◆ Required action ◆
Records follow. Pull out every line that contains "label".

[Extracted material — start]

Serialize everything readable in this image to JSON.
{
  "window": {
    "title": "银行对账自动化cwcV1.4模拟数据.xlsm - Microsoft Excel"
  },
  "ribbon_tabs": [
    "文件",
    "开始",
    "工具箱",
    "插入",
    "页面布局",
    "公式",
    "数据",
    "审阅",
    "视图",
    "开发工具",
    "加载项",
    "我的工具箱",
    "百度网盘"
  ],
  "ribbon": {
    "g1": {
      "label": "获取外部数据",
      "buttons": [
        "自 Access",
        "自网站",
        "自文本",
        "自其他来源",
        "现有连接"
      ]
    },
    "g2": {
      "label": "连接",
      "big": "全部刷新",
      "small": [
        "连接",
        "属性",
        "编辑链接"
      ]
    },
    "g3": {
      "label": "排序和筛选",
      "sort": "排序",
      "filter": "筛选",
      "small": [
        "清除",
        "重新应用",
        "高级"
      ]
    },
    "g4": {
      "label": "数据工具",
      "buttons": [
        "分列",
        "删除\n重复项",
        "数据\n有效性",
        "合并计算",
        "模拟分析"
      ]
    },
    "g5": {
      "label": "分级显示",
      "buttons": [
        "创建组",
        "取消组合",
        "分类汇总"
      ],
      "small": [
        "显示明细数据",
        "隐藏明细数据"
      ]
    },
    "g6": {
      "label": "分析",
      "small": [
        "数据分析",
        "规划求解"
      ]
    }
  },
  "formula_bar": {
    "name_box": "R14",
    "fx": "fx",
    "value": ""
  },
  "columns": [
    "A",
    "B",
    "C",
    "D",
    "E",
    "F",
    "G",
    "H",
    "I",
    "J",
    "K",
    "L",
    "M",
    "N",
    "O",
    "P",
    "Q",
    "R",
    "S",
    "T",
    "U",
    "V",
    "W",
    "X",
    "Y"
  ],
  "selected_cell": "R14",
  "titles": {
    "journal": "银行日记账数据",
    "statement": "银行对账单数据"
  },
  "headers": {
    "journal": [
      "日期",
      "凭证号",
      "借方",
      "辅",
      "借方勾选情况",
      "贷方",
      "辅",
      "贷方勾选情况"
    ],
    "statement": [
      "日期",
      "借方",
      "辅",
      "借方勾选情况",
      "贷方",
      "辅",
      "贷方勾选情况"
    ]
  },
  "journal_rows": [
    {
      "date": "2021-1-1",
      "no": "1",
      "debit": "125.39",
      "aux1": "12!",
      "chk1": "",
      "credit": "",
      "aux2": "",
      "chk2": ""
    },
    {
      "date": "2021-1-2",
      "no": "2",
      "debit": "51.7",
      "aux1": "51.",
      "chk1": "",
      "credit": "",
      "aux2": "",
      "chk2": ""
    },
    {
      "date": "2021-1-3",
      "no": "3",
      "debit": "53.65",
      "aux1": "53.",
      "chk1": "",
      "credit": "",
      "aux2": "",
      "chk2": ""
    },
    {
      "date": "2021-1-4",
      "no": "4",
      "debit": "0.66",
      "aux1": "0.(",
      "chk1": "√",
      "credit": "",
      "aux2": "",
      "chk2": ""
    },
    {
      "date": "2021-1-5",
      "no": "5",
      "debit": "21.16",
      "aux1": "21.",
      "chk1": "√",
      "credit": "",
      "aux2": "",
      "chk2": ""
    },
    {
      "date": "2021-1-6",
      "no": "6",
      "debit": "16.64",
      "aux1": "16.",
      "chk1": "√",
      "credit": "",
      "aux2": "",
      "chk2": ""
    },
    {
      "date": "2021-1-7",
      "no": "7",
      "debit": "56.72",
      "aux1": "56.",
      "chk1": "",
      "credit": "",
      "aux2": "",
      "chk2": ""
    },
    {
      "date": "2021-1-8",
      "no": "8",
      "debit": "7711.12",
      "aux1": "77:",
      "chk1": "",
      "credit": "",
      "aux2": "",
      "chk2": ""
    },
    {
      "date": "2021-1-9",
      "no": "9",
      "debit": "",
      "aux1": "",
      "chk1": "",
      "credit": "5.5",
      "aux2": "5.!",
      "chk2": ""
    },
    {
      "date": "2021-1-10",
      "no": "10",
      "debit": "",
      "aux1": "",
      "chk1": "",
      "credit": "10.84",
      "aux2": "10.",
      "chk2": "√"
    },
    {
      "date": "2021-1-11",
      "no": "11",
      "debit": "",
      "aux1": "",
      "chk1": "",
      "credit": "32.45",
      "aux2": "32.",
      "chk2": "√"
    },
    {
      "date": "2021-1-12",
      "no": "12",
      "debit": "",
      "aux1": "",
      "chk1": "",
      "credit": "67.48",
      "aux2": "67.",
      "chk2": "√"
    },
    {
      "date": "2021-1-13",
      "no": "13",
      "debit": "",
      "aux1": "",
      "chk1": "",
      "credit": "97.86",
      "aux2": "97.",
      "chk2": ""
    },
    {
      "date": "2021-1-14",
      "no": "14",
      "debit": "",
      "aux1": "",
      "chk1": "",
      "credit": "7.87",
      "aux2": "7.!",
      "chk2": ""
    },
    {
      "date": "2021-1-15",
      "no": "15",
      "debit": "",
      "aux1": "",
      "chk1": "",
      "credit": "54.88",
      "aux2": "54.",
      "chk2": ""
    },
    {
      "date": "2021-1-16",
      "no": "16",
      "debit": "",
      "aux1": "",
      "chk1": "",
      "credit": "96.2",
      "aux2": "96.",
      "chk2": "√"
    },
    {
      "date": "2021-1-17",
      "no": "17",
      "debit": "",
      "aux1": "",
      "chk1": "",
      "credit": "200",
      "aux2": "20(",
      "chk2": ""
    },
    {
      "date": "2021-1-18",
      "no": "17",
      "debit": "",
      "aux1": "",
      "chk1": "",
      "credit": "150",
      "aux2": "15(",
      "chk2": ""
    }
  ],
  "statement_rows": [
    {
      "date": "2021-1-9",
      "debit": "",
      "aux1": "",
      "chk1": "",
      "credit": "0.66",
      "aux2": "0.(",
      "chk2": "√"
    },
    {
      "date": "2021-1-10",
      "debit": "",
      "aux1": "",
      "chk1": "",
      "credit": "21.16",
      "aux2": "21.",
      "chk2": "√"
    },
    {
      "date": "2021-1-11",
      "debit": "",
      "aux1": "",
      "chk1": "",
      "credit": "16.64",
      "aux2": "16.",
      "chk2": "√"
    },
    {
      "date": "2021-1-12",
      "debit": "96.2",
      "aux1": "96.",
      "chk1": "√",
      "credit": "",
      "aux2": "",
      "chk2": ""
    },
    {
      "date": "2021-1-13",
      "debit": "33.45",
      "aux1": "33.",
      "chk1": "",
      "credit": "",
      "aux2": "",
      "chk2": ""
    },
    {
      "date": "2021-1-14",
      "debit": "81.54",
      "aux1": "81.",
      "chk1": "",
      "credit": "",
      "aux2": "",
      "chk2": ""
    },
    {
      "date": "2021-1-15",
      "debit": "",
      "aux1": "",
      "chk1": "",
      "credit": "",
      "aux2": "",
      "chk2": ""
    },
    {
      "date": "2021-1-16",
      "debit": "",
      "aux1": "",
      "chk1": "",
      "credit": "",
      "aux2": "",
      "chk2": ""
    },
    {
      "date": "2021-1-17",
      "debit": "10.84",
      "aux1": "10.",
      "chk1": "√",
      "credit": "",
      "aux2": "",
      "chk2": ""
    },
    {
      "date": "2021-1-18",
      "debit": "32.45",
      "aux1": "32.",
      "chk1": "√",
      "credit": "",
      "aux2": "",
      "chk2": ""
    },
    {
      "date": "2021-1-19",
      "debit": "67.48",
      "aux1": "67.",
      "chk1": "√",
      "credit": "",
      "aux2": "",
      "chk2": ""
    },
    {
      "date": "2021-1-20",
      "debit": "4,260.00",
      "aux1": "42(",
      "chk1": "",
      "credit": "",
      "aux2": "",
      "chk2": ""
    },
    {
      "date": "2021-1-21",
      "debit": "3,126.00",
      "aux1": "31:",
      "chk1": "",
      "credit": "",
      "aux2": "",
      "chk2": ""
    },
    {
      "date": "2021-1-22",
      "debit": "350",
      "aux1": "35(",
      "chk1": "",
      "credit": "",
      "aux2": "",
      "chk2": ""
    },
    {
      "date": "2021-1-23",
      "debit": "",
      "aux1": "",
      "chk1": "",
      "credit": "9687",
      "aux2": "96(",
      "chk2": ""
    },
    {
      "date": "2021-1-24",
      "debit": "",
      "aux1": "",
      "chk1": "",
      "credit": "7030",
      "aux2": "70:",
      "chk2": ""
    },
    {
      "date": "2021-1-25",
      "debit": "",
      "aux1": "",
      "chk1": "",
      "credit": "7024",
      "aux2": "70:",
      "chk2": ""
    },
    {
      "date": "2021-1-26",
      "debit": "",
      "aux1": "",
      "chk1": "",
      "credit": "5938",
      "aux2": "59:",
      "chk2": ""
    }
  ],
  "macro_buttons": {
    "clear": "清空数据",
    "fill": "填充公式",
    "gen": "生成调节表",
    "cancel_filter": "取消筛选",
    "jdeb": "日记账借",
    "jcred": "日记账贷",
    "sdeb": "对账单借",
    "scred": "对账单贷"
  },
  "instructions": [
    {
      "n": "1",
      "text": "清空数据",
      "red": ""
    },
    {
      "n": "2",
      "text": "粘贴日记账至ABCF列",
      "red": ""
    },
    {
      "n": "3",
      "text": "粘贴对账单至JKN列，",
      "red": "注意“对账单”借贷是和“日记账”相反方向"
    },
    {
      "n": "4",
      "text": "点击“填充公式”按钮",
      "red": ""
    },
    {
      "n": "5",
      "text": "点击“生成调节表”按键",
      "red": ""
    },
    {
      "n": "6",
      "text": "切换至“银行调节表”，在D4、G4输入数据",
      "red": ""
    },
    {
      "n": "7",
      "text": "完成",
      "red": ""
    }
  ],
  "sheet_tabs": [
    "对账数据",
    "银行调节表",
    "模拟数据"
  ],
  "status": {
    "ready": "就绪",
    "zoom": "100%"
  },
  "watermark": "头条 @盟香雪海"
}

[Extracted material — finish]

◆ Answer ◆
      "label": "获取外部数据",
      "label": "连接",
      "label": "排序和筛选",
      "label": "数据工具",
      "label": "分级显示",
      "label": "分析",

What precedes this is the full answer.